A Gushing Review of Anderson .Paak's Oxnard


Anderson .Paak is the rebirth of Death Row era g-funk on his newest album Oxnard. And it isn’t the pre-packaged, edited for commercial pop standards funk that we’ve gotten in recent years from other artists. Rather it is a soul-infused modern fusion of R&B, funk and rap. The album acts as a tribute to Oxnard, California and, seemingly, California in general and acts as the third installation in .Paak’s set of albums that are dedicated to iconic cities. Though Oxnard is not necessarily an iconic city for most of the world, it is obviously one that played a large part in .Paak’s life.


Just looking at the tracklist, one may have lower expectations for the Oxnard album. After all, there are features from a number of West Coast royals, including Snoop Dogg, Dr. Dre, and Kendrick Lamar. But there are also verses from the likes of J. Cole, Q-Tip, Pusha T and a number of other artists, both featured and not featured. Such a crowded track list may leave the listener wondering if they will even be able to hear .Paak through the various voices on the album. But .Paak’s artistry is never outshined by any of his featured artists, rather they add emphasis to .Paak’s portions and make his raspy yet smooth voice sound even better. Kendrick Lamar’s feature on Tints is a true compliment to this album, mostly because of the musical commonalities that exist between Lamar and .Paak. The most prevalent being the way that both artists manipulate their voices for different effects on different tracks. My only continuing reservation about the number of features on this album is how it will affect .Paak’s live performances.

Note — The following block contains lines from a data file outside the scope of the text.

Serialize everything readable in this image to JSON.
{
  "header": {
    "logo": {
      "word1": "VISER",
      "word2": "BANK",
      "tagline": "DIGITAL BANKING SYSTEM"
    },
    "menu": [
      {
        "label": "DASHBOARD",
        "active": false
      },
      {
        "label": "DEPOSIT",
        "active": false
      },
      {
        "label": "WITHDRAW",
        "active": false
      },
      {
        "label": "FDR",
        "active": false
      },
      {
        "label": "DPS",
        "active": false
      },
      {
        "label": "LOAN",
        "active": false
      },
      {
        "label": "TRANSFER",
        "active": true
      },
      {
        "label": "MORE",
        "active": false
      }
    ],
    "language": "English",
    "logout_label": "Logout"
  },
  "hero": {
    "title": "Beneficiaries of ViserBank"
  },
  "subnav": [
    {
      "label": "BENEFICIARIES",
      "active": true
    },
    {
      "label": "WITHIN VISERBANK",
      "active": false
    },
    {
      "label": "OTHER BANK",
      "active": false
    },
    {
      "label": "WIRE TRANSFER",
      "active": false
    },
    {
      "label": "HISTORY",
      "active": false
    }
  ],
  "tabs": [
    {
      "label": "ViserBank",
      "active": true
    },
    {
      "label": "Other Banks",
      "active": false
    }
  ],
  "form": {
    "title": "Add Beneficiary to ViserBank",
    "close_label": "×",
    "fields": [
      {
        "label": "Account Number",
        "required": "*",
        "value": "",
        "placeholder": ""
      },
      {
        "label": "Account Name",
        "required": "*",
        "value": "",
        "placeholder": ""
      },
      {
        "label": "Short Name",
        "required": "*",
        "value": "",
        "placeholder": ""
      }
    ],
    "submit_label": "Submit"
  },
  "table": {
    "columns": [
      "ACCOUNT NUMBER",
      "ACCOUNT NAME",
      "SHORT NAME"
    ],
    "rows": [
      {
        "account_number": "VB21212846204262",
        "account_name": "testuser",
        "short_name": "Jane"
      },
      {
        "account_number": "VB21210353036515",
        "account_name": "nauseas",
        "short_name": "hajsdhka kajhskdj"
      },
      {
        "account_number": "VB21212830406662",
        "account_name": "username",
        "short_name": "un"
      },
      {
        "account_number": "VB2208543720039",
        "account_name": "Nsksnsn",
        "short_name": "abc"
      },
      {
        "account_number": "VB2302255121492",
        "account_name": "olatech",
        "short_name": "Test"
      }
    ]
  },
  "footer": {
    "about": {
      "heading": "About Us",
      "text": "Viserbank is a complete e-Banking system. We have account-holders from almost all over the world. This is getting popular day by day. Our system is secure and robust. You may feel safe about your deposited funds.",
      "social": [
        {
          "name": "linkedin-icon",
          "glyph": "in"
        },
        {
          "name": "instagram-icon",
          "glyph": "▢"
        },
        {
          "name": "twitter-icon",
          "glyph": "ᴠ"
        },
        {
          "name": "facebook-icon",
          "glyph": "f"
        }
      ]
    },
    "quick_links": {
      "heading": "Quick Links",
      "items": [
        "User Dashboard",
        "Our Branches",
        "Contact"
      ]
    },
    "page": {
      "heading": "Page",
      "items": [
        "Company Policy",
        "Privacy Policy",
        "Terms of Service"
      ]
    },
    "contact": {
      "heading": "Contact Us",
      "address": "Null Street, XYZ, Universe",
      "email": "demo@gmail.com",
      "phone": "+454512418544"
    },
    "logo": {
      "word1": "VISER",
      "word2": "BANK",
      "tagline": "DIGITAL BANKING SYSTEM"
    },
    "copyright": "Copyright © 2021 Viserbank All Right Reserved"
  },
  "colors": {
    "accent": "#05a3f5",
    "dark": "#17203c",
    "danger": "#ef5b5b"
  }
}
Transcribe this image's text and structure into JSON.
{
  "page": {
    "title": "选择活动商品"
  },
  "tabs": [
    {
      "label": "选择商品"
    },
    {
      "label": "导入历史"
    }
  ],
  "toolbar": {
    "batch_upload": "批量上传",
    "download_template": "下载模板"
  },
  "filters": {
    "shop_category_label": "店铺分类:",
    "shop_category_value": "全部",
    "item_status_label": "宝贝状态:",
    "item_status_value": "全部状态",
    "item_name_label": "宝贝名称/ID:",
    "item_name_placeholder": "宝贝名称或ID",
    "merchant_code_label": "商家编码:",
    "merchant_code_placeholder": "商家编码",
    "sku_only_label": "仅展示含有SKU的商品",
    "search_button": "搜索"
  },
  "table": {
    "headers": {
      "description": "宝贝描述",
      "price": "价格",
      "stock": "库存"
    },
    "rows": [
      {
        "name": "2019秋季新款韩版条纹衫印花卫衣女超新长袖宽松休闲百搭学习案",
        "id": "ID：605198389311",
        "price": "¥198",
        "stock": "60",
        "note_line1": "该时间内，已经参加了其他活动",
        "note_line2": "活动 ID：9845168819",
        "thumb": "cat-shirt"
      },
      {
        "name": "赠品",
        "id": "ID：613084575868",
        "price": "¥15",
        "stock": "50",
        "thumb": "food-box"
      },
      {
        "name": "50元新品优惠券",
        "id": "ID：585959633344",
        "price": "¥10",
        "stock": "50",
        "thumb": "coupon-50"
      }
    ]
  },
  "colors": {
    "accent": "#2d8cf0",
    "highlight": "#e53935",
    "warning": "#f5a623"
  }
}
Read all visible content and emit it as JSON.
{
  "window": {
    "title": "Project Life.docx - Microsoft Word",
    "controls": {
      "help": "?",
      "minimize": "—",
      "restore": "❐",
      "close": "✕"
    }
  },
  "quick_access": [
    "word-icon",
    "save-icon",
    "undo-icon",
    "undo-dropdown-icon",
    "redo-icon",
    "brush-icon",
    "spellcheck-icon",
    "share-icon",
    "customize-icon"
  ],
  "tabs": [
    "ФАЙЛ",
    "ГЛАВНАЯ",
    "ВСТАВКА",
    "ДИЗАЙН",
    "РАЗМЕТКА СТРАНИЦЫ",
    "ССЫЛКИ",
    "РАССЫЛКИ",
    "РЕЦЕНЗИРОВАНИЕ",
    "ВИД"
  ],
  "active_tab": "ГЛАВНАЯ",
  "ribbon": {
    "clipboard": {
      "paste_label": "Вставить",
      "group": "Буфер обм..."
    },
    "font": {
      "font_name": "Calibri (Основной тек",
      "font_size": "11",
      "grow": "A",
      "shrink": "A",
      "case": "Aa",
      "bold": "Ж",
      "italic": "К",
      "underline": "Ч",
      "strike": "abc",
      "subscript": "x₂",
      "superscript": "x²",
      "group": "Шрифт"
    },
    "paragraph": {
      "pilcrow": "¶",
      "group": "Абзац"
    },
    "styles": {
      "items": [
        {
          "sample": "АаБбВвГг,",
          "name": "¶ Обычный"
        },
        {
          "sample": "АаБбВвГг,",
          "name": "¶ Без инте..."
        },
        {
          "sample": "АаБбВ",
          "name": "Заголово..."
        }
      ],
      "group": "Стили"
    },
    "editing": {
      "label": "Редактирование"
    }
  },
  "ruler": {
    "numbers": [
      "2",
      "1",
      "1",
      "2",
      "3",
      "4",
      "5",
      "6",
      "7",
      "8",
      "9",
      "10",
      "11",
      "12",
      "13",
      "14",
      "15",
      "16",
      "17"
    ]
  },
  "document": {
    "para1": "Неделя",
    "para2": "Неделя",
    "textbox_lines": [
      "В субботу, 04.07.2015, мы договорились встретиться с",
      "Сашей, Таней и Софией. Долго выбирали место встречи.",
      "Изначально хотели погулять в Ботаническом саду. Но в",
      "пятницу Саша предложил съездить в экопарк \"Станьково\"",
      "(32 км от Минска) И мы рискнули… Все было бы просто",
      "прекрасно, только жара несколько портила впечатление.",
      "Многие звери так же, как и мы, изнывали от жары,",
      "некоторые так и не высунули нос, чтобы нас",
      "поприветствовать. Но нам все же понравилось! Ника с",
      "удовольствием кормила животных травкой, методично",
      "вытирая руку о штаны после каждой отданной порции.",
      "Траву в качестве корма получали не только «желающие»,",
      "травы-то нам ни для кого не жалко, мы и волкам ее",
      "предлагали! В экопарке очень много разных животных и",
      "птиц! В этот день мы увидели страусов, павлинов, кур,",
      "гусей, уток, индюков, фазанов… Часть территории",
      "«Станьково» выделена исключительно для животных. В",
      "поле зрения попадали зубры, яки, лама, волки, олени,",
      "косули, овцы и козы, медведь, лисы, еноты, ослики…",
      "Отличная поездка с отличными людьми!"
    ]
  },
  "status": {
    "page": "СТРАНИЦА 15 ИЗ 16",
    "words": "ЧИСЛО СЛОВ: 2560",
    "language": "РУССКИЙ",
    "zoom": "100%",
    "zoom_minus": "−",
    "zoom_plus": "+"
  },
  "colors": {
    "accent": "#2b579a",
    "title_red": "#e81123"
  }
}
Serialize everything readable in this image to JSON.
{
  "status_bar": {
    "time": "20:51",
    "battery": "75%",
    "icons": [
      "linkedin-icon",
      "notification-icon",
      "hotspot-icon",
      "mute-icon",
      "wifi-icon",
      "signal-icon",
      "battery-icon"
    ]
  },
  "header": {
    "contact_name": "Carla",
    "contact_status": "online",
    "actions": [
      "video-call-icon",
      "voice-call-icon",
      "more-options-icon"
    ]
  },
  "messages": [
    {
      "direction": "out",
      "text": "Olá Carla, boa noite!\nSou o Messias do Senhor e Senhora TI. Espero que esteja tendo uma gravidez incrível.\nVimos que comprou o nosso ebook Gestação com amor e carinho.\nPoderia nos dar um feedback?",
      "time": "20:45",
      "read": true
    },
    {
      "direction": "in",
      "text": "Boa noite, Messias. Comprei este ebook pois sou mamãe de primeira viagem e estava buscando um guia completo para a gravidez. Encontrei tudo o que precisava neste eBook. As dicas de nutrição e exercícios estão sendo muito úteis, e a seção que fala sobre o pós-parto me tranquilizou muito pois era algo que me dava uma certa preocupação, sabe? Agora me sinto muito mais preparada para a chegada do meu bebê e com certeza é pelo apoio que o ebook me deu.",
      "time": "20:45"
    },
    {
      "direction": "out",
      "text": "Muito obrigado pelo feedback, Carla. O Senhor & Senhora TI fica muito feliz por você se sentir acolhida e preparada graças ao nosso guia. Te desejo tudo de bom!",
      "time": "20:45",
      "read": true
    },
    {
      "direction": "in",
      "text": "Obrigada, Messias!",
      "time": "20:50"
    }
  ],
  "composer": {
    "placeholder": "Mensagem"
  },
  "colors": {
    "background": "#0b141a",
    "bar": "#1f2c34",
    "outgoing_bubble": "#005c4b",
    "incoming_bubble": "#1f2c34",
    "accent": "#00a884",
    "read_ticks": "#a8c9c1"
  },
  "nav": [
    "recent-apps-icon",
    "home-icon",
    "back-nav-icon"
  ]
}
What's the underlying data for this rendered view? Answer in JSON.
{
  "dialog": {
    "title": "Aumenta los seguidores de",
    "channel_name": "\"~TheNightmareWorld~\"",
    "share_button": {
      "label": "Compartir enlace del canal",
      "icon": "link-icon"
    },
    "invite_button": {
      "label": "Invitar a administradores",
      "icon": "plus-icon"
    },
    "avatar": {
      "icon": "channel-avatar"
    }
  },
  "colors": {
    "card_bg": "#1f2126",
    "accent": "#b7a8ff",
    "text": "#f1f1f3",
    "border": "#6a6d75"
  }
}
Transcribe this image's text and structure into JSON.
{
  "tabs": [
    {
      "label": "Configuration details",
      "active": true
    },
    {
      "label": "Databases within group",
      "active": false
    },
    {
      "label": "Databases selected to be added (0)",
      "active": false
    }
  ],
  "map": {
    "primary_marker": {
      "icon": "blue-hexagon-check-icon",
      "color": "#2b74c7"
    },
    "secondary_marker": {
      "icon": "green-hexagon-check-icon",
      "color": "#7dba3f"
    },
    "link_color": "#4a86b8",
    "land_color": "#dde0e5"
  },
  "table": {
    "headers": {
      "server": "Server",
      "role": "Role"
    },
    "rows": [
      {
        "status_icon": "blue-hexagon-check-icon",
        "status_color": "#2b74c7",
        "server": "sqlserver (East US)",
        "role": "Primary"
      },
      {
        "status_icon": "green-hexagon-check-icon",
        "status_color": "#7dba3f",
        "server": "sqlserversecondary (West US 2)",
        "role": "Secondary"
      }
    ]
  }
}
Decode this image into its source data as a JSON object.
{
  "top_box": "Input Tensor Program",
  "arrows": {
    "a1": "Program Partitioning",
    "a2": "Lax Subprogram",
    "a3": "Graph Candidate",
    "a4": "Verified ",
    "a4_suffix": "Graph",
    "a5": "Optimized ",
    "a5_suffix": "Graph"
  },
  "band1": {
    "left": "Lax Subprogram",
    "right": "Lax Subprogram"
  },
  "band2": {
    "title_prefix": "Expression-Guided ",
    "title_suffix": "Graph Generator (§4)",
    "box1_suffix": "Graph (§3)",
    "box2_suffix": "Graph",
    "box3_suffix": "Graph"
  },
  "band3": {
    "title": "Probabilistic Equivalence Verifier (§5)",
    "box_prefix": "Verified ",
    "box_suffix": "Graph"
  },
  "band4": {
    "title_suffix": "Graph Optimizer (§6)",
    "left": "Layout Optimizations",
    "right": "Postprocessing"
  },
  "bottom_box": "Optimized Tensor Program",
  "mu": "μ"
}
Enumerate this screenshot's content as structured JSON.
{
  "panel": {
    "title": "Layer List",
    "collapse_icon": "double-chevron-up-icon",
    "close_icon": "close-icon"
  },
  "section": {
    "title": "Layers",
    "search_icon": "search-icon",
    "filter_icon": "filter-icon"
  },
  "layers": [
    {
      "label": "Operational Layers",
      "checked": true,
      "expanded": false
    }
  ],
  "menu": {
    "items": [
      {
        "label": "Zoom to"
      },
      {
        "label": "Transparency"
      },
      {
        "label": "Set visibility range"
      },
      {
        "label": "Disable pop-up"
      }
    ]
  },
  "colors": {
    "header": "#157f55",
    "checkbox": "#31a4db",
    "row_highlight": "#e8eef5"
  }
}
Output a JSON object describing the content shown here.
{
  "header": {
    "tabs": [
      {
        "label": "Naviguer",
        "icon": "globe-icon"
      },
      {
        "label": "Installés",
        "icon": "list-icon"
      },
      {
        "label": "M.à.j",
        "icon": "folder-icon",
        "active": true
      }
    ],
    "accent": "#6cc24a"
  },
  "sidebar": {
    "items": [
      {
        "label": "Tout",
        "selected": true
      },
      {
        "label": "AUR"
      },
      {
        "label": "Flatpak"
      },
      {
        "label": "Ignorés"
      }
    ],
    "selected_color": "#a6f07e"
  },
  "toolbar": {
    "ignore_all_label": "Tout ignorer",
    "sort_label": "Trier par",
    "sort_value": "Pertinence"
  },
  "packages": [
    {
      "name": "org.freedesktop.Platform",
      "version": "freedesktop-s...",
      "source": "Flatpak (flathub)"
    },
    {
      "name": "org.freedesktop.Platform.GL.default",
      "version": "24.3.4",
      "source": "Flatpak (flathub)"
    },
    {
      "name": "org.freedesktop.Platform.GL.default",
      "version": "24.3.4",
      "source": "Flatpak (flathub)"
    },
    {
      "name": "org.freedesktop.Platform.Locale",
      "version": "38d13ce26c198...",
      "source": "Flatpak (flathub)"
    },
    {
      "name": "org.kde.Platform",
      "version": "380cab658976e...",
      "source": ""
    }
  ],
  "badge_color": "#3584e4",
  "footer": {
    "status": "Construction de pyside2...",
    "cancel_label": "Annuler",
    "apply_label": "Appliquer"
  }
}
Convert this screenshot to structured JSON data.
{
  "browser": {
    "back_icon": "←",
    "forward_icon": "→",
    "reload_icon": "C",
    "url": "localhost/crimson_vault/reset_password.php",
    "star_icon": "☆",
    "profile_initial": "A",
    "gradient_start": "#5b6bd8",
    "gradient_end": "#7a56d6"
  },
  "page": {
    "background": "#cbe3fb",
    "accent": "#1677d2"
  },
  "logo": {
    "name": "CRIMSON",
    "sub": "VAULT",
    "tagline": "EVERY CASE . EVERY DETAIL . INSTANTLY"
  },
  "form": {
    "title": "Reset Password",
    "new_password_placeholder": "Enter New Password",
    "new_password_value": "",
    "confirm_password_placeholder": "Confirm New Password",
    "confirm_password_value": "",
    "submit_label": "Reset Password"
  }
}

This album is sonically full, with incredibly tribal sounding drum beats and groovy bass lines. There is an incredible balance between the more upbeat tracks and the slower ones, and they all flow well into one another. Many of the songs have two parts. There is often a tempo switch that indicates that the melody and subject matter are about to change, even if only slightly. This means that the listener often gets two songs for the price of one. .Paak’s vocals and words paired with Dr. Dre’s production, makes this album one of the most sonically pleasing that I’ve heard all year.


The greatest part of this album is that it’s political without sacrificing .Paak’s artistry. Tracks like “6 Summers” and “Saviers Road” are political beneath double entendres and clever turns of phrase. Rather than speaking directly to the GOP and its leaders, the music remains the main focus and the political mentions are simply footnotes in a much longer thesis that describes one’s commitment and love for their hometown and country. Without mentioning any names, the listener can glean exactly who .Paak is speaking on and what he thinks needs to be done.


My only reservations about this album are the Patois and the connection and narrative that exists between the first three songs: “The Chase,” “Headlow” and “Tints.” There is a pretty cohesive connection here between .Paak’s rendezvous with a woman, their activities in his car and his desire to do things while remaining lowkey. While I like that all of these songs are connected, I wish that there was a connection like this among all of the tracks because such a connection would make the album much more cohesive. The Patois spoken on “Mansu Musa” and “Left to Right” sounds decent enough, but I have to wonder why those songs in particular make use of Patois from two people that are not Caribbean and songs that do not have Caribbean influences.


Considering all of the releases this year, this album is in my top three. The production in collaboration with .Paak’s voice and songwriting ability makes this album one that is easy to listen to from beginning to end.


Favorite Track(s): 6 Summers, Tints, Who R U, Cheers, Saviors Road, every track really

Least Favorite Track(s): None, obviously.

Overall Rating: 9/10